| HOW TO COMPLETE THIS TASK |
In the data below, find each line carrying the string "Music" and copy it out.

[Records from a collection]
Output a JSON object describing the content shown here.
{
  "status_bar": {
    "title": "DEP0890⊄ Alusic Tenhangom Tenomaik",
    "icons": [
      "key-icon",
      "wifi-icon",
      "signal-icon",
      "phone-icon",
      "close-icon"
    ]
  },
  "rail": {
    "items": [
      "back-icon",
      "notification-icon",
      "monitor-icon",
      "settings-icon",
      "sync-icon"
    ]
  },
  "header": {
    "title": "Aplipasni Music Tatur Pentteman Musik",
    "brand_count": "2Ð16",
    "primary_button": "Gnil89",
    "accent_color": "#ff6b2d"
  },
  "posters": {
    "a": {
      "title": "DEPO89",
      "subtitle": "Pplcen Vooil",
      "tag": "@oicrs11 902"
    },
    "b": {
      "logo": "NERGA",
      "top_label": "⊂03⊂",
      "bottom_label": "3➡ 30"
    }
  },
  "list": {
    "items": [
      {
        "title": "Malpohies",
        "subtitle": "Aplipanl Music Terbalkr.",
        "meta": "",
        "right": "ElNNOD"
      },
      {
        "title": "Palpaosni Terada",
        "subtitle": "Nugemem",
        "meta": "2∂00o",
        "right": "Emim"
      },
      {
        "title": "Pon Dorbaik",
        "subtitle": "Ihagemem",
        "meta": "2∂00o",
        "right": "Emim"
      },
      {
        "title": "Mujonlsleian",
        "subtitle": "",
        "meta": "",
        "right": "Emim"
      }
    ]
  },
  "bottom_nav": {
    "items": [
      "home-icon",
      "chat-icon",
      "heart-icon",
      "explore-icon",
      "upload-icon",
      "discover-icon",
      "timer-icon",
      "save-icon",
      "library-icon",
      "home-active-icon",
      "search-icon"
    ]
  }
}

| ANSWER BOX |
    "title": "Aplipasni Music Tatur Pentteman Musik",
        "subtitle": "Aplipanl Music Terbalkr.",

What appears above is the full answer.